To create a more robust supply chain, Fronius’ Zatezalo says long service life and repairability are key. “The longer a product is in service,” she says, “the less it requires from the supply chain. As items go out of service, parts can be reclaimed to be refurbished and reused, bringing other products back into service. These ideas are a small part of minimizing supply chain impact.
An example of this is Fronius’ new Multilock torch design. In the event of a fault – if the hosepack is unaffected, but the torch body is damaged – each component can be independently replaced in next to no time using the Multilock connection.
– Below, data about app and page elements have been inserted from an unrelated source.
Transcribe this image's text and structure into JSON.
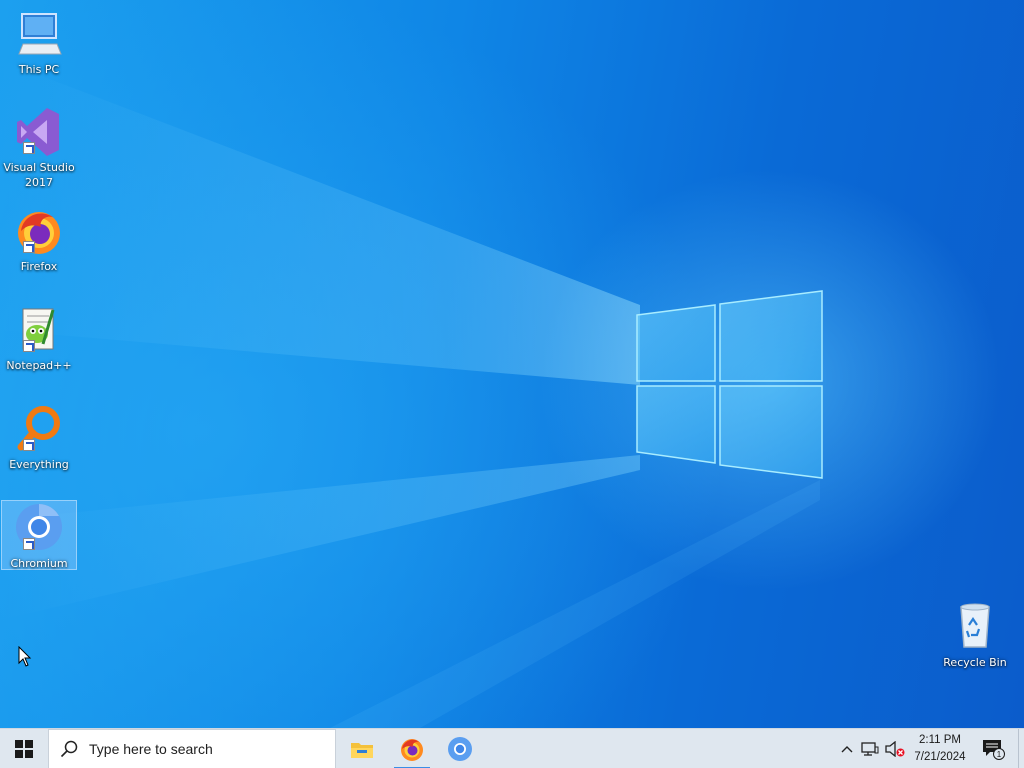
{
  "desktop": {
    "icons": [
      {
        "label": "This PC"
      },
      {
        "label": "Visual Studio 2017"
      },
      {
        "label": "Firefox"
      },
      {
        "label": "Notepad++"
      },
      {
        "label": "Everything"
      },
      {
        "label": "Chromium"
      },
      {
        "label": "Recycle Bin"
      }
    ],
    "selected_icon": "Chromium"
  },
  "taskbar": {
    "search_placeholder": "Type here to search",
    "pinned_apps": [
      "file-explorer-icon",
      "firefox-icon",
      "chromium-icon"
    ],
    "active_app": "firefox-icon",
    "tray_icons": [
      "chevron-up-icon",
      "network-icon",
      "volume-muted-icon"
    ],
    "clock": {
      "time": "2:11 PM",
      "date": "7/21/2024"
    },
    "notification_count": "1"
  },
  "colors": {
    "taskbar_bg": "#dfe7ef",
    "wallpaper_accent": "#0f86e6",
    "active_indicator": "#3a8ee6"
  }
}
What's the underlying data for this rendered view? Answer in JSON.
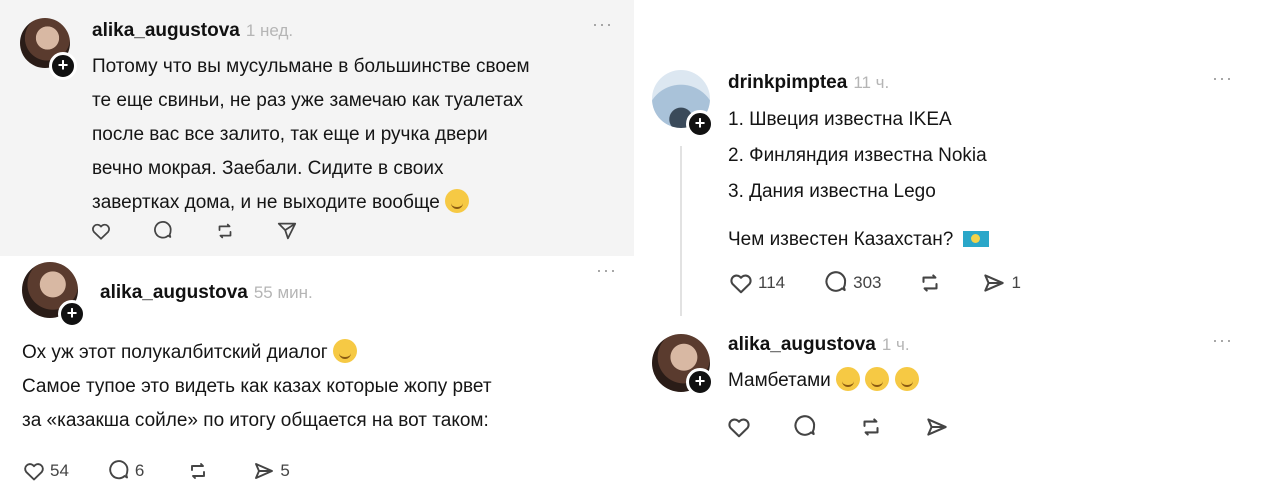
{
  "post1": {
    "username": "alika_augustova",
    "time": "1 нед.",
    "more": "···",
    "lines": [
      "Потому что вы мусульмане в большинстве своем",
      "те еще свиньи, не раз уже замечаю как туалетах",
      "после вас все залито, так еще и ручка двери",
      "вечно мокрая. Заебали. Сидите в своих",
      "завертках дома, и не выходите вообще"
    ],
    "emoji": "smirk-face"
  },
  "post2": {
    "username": "alika_augustova",
    "time": "55 мин.",
    "more": "···",
    "lines": [
      "Ох уж этот полукалбитский диалог",
      "Самое тупое это видеть как казах которые жопу рвет",
      "за «казакша сойле» по итогу общается на вот таком:"
    ],
    "emoji": "laughing-face",
    "likes": "54",
    "comments": "6",
    "shares": "5"
  },
  "post3": {
    "username": "drinkpimptea",
    "time": "11 ч.",
    "more": "···",
    "lines": [
      "1. Швеция известна IKEA",
      "2. Финляндия известна Nokia",
      "3. Дания известна Lego"
    ],
    "question": "Чем известен Казахстан?",
    "flag": "kazakhstan-flag",
    "likes": "114",
    "comments": "303",
    "shares": "1"
  },
  "post4": {
    "username": "alika_augustova",
    "time": "1 ч.",
    "more": "···",
    "text": "Мамбетами",
    "emoji": "smirk-face"
  },
  "icons": [
    "heart-icon",
    "comment-icon",
    "repost-icon",
    "share-icon"
  ],
  "colors": {
    "text": "#111111",
    "muted": "#b5b5b5",
    "card_gray": "#f4f4f4",
    "flag": "#2aa7c9"
  }
}
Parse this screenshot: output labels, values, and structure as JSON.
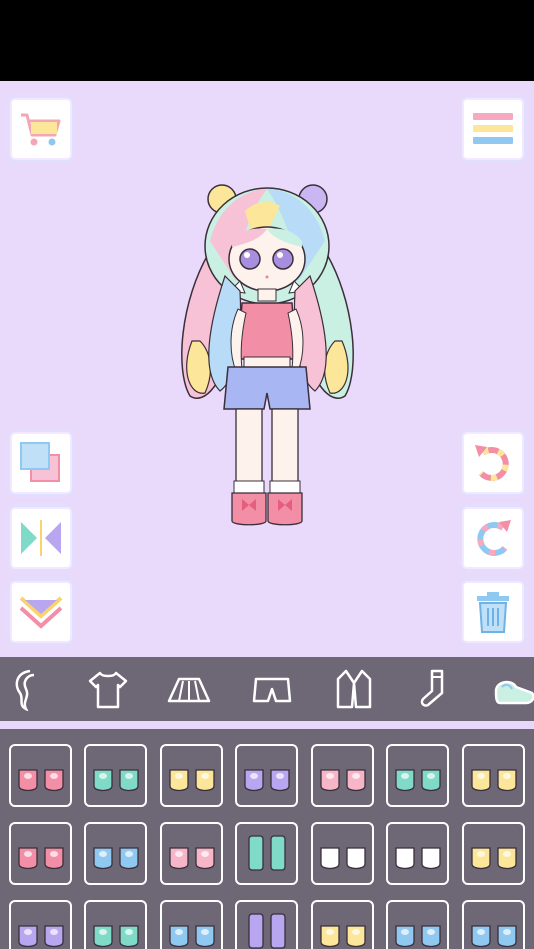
{
  "colors": {
    "stage_bg": "#e9dafc",
    "panel_bg": "#6d6776",
    "accent_pink": "#f28fa6",
    "accent_mint": "#7fdac8",
    "accent_yellow": "#fbe69a",
    "accent_blue": "#8fc8f0",
    "accent_lilac": "#b9a6f0"
  },
  "top_buttons": [
    "shop-cart-icon",
    "menu-icon"
  ],
  "left_buttons": [
    "layer-icon",
    "flip-icon",
    "move-down-icon"
  ],
  "right_buttons": [
    "undo-icon",
    "redo-icon",
    "trash-icon"
  ],
  "tabs": [
    "hair-icon",
    "top-icon",
    "skirt-icon",
    "shorts-icon",
    "jacket-icon",
    "socks-icon",
    "shoes-icon"
  ],
  "shoe_items": [
    {
      "icon": "pink-bow-shoes-icon",
      "color": "#f28fa6"
    },
    {
      "icon": "mint-slippers-icon",
      "color": "#7fdac8"
    },
    {
      "icon": "yellow-strap-sandals-icon",
      "color": "#fbe69a"
    },
    {
      "icon": "lilac-fluffy-boots-icon",
      "color": "#b9a6f0"
    },
    {
      "icon": "pink-flats-icon",
      "color": "#f7b6c8"
    },
    {
      "icon": "mint-heart-shoes-icon",
      "color": "#7fdac8"
    },
    {
      "icon": "yellow-shoes-icon",
      "color": "#fbe69a"
    },
    {
      "icon": "pink-ballet-flats-icon",
      "color": "#f28fa6"
    },
    {
      "icon": "blue-heart-boots-icon",
      "color": "#8fc8f0"
    },
    {
      "icon": "pink-lace-boots-icon",
      "color": "#f7b6c8"
    },
    {
      "icon": "mint-lace-boots-icon",
      "color": "#7fdac8"
    },
    {
      "icon": "white-ribbon-boots-icon",
      "color": "#ffffff"
    },
    {
      "icon": "white-pink-boots-icon",
      "color": "#ffffff"
    },
    {
      "icon": "yellow-frill-boots-icon",
      "color": "#fbe69a"
    },
    {
      "icon": "lilac-flats-icon",
      "color": "#b9a6f0"
    },
    {
      "icon": "mint-sneakers-icon",
      "color": "#7fdac8"
    },
    {
      "icon": "blue-mary-janes-icon",
      "color": "#8fc8f0"
    },
    {
      "icon": "lilac-knee-boots-icon",
      "color": "#b9a6f0"
    },
    {
      "icon": "yellow-loafers-icon",
      "color": "#fbe69a"
    },
    {
      "icon": "blue-pink-boots-icon",
      "color": "#8fc8f0"
    },
    {
      "icon": "blue-sneakers-icon",
      "color": "#8fc8f0"
    }
  ]
}
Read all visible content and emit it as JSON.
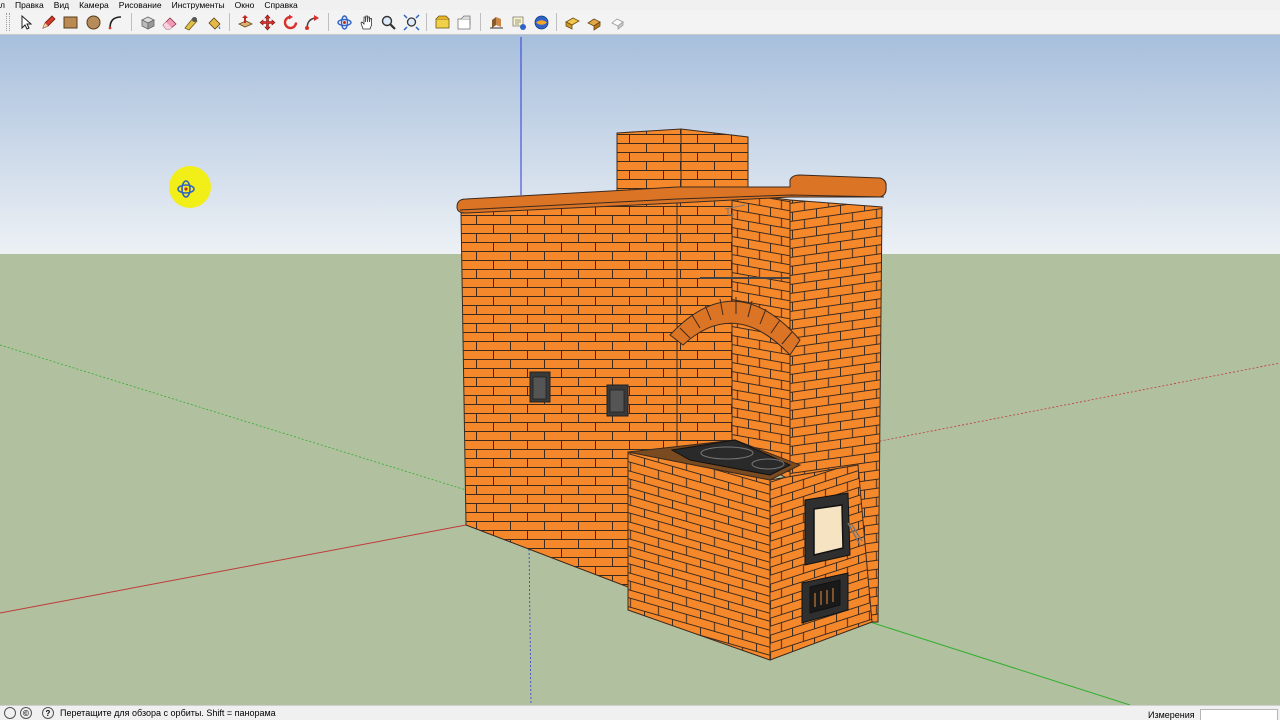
{
  "menu": {
    "items": [
      "л",
      "Правка",
      "Вид",
      "Камера",
      "Рисование",
      "Инструменты",
      "Окно",
      "Справка"
    ]
  },
  "toolbar": {
    "tools": [
      {
        "name": "select-tool",
        "icon": "arrow-icon"
      },
      {
        "name": "pencil-tool",
        "icon": "pencil-icon"
      },
      {
        "name": "rectangle-tool",
        "icon": "rectangle-icon"
      },
      {
        "name": "circle-tool",
        "icon": "circle-icon"
      },
      {
        "name": "arc-tool",
        "icon": "arc-icon"
      },
      {
        "name": "make-component-tool",
        "icon": "component-icon"
      },
      {
        "name": "eraser-tool",
        "icon": "eraser-icon"
      },
      {
        "name": "tape-measure-tool",
        "icon": "tape-icon"
      },
      {
        "name": "paint-bucket-tool",
        "icon": "paint-bucket-icon"
      },
      {
        "name": "push-pull-tool",
        "icon": "push-pull-icon"
      },
      {
        "name": "move-tool",
        "icon": "move-icon"
      },
      {
        "name": "rotate-tool",
        "icon": "rotate-icon"
      },
      {
        "name": "follow-me-tool",
        "icon": "follow-me-icon"
      },
      {
        "name": "orbit-tool",
        "icon": "orbit-icon"
      },
      {
        "name": "pan-tool",
        "icon": "hand-icon"
      },
      {
        "name": "zoom-tool",
        "icon": "magnifier-icon"
      },
      {
        "name": "zoom-extents-tool",
        "icon": "zoom-extents-icon"
      },
      {
        "name": "warehouse-tool",
        "icon": "warehouse-icon"
      },
      {
        "name": "share-model-tool",
        "icon": "share-icon"
      },
      {
        "name": "get-models-tool",
        "icon": "get-models-icon"
      },
      {
        "name": "components-tool",
        "icon": "components-icon"
      },
      {
        "name": "extension-tool",
        "icon": "extension-icon"
      },
      {
        "name": "layout-tool",
        "icon": "layout-icon"
      },
      {
        "name": "styles-tool",
        "icon": "styles-icon"
      },
      {
        "name": "shadows-tool",
        "icon": "shadow-icon"
      }
    ]
  },
  "colors": {
    "sky_top": "#a7bfdc",
    "sky_bottom": "#edf1f5",
    "ground": "#b1c09e",
    "brick": "#f6882c",
    "brick_dark": "#db7424",
    "mortar": "#3c2a1e",
    "axis_red": "#c03a3a",
    "axis_green": "#2eb02e",
    "axis_blue": "#2c3ad8",
    "cursor": "#f2ee18"
  },
  "status": {
    "hint": "Перетащите для обзора с орбиты.  Shift = панорама",
    "measure_label": "Измерения",
    "measure_value": ""
  }
}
A modular torch system not only provides greater flexibility, it also enables resource-conserving and sustainable use of the system.
“We’ve also designed a global network of subsidiaries and partners that facilitate effective and decentralized logistics,” Zatezalo adds. “This allows us to supply markets and customers in a more sustainable and targeted manner.”
Hypertherm’s Tindall says that sustainable initiatives “absolutely” help to address supply chain issues and that the company has adopted an aggressive goal for increasingly circular products by 2030.
“The definition of circularity is decoupling our economic growth from the
consumption of finite resources,” she says. “Suppose we minimize the use of finite resources and keep those already mined or manufactured in use and highly functioning as long as possible. We relieve pressures throughout the supply chain. Even simple efficiency and conservation practices can reduce pressure on the supply chain. Using less energy, less packaging and fewer materials means more resources for others. It also means a reduction in resources that need to be extracted, processed and transported, thus
putting less strain on these supply chain systems.”
Similarly, MKS’s Ryzhik says that sustainability efforts, which encompass environmental, social and governance topics, are key to any supply chain management program. Such efforts, he says, not only create and facilitate new forms of communication with the company’s suppliers, but they also offer ways for companies and their suppliers to identify potential opportunities and risks together.
“As part of our responsible and sustainable sourcing strategy, we are committed to working in partnership with our suppliers to set clear expectations in how we work together,” Ryzhik says. “Our goal is to create partnerships that support responsible and ethical business practices, conduct and compliance with applicable laws and regulations, resulting in better outcomes for our employees, our businesses and our environment.
Therefore, MKS adopted the industry-standard Responsible Business Alliance Code of Conduct as its Supplier Code of Conduct. The company is currently in the process of evaluating methods to survey its top suppliers and get a better understanding of their current alignment with MKS’ ESG commitments and Supplier Code of Conduct.
While better supply chain management can have a positive impact on the planet, TRUMPF’s Berghausen reminds readers of the trials and tribulations of the pandemic and how a robust supply chain can make or break a company’s success during difficult times.
“Over the last year, we have directly experienced the value of having trusted and long-term partnerships with our suppliers, as we still managed to keep our production up and running,” he says. “So, for TRUMPF, sustainability in terms of partnerships and commitment definitely paid off.
“When it comes to ecological issues, the interdependencies become even more clear,” he concludes, using the company’s nesting software as an example. “We offer software that optimally nests parts on sheet metal so that as much of the sheet as possible is used. This benefits not only the single part’s carbon footprint and reduces waste, but also produces the same number of parts out of less material.”